Sunday, December 16, 2007

The latest worry for U.S. troops — a superbug

The Observer reports that U.S., U.K. and Canadian troops are bringing back a new virulent bacteria from both Afghanistan and Iraq:

The bacterium, Acinetobacter baumannii, first emerged as a “mystery infection” afflicting US service personnel returning from the war in Iraq in 2003-04. It was described by a scientific journal specialising in hospital epidemiology as the “most important emerging hospital-acquired pathogen worldwide.” The journal added that it was potentially a “major threat to public health” due to its ability to mutate rapidly and develop a resistance to all known drugs.

Although different types of acinetobacter have been known for decades in hospitals, the new “T” strain identified in the injured troops is particularly virulent and has been observed to appear in US servicemen within two hours of being admitted to a field hospital. It affects the spinal fluid, bones and lungs, causing pneumonia, respiratory failure and other complications. Equally worrying is its resilience. Extremely difficult to eliminate from medical facilities once established, the bug can survive for up to 176 days in a human host. US officials concede that, once established in the medical evacuation chain, the germ is almost impossible to stamp out.

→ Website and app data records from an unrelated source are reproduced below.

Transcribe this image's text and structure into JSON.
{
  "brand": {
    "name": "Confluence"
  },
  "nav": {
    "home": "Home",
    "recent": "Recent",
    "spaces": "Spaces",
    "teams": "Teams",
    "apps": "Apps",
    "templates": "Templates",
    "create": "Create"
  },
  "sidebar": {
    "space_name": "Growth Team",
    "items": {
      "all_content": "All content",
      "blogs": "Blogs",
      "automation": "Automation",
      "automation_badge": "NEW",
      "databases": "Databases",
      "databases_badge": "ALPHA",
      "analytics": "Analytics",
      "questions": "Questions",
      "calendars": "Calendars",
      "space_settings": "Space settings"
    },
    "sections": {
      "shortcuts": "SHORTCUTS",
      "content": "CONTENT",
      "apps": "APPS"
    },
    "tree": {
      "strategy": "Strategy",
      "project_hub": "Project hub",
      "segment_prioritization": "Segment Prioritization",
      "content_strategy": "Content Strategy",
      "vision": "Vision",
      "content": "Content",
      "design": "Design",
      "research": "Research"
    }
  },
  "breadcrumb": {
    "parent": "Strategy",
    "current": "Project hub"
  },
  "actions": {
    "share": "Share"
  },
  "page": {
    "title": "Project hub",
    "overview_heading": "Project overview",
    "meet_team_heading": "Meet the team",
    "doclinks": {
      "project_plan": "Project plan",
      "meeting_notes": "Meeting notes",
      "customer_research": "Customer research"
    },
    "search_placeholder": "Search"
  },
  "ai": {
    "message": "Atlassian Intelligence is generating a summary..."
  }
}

It remains to be seen just how bad this may become, but, it doesn’t sound good to read about.